Search the records below for the string "Authentication" and copy each line where it turns up.

━━ DATASET EXCERPTS

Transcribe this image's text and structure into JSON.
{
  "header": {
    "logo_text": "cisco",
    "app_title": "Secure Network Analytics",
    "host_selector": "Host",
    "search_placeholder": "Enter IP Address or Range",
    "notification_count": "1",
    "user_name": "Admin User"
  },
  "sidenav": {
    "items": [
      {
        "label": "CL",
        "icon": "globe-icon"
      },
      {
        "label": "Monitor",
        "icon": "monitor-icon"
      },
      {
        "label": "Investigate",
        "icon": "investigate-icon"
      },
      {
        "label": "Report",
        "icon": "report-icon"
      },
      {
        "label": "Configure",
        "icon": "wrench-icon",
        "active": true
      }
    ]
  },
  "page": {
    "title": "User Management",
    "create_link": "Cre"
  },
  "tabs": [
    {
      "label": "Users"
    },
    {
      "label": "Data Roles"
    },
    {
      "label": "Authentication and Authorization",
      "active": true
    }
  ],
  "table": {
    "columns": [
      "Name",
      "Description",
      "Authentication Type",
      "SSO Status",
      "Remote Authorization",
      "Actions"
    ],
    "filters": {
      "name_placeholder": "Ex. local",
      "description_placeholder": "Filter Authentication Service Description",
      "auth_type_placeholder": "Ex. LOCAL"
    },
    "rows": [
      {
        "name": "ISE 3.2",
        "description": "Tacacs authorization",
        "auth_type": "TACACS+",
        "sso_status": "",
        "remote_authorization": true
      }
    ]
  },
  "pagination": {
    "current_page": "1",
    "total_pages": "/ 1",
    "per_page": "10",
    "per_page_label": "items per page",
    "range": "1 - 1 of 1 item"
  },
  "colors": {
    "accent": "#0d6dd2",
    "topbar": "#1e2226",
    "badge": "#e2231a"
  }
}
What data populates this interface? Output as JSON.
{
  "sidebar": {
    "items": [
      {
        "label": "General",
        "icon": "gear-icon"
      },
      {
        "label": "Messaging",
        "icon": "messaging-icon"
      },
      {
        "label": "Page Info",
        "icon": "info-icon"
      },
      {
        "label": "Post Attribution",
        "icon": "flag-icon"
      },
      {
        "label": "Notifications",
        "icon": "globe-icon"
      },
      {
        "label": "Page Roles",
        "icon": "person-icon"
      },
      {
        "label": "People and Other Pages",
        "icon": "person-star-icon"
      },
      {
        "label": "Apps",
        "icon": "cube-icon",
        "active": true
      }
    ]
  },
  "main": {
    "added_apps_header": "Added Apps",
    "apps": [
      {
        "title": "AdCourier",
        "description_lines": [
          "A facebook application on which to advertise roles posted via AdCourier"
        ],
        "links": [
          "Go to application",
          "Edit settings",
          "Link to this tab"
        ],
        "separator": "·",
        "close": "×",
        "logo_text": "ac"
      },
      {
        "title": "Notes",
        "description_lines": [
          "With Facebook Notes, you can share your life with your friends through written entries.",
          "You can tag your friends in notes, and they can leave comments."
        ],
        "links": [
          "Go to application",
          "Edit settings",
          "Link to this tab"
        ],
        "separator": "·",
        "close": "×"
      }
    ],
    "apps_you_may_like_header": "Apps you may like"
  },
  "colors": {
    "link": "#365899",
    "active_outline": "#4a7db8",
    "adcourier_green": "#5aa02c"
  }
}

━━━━

### ANSWER FOR THE TASK
      "label": "Authentication and Authorization",
      "Authentication Type",
      "description_placeholder": "Filter Authentication Service Description",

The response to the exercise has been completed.